I had a good hobby Christmas, with Sudan reading material from the mother-in-law, a paint station from the wife and of course the annual Secret Santa organised by Ian and Cath. Santa kindly sent the 15mm Germans some armoured support with what appears to be a Peter Pig PzIV platoon. One looks a bit worse for wear from allied bombing though.

Thanks very much Santa - excellent choices!

Christmas brings a pause from the brushes, but I hope to be back at it soon. 

Sunday, 14 December 2014

The 2014/15 Challenge Box

I usually post a picture of the box file of prepped minis for the Analogue Hobbies painting challenge just before all he fun kicks off. Well, the box wasn't filled in time but I finally managed to base up the rest of my initial minis over the weekend. So, full box:

So from me, the challenge should bring:
-A few bits leftover from last year's challenge, mostly to round out the,Sudan project
-Quite a lot of 15mm WWII to round out two platoons, including a few vehicles. They take up a lot of space, hence the overflow
-The first of the SCW platoon
-Test Perry DAK minis
-A handful of Pulp minis
-Oh dear, that's it!

I've not actually counted how many points this offers (how's about that, Miles and Millsy, fans of meticulous planning and spreadsheets) but don't think this will get me to my target of 500 without a couple of bonus rounds. But of course I've plenty of bare lead that I can dig into in the new year - including the other 2/3rds of the SCW project.
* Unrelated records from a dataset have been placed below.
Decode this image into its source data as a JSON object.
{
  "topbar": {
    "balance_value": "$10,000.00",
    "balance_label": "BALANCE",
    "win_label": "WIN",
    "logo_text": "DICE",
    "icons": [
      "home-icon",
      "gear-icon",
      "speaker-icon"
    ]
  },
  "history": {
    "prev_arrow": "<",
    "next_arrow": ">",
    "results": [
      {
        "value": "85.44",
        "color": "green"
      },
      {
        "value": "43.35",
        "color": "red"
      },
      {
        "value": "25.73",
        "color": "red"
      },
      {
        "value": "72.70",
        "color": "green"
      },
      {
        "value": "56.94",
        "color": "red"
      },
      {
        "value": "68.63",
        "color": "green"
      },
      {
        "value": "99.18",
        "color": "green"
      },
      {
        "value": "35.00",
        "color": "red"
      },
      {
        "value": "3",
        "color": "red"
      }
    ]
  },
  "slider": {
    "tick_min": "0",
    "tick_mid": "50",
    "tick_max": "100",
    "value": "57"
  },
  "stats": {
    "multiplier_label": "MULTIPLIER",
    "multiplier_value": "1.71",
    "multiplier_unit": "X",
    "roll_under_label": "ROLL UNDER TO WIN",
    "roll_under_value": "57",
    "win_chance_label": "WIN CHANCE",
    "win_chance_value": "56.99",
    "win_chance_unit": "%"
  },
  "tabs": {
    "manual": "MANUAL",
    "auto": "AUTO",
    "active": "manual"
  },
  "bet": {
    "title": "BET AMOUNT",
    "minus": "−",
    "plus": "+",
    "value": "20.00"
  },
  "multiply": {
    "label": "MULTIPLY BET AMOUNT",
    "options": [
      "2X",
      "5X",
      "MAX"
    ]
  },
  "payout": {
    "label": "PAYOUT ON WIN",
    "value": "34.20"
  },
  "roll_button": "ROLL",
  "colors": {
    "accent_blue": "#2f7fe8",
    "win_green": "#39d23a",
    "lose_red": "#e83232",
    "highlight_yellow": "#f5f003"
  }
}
The box not being finished in time has a knock on effect - lots of basing to start the challenge with. Normally I get most of it done before challenge start, as the rules permit. This year I was behind, so have spent this week getting through it, with little progress to post following my first entry.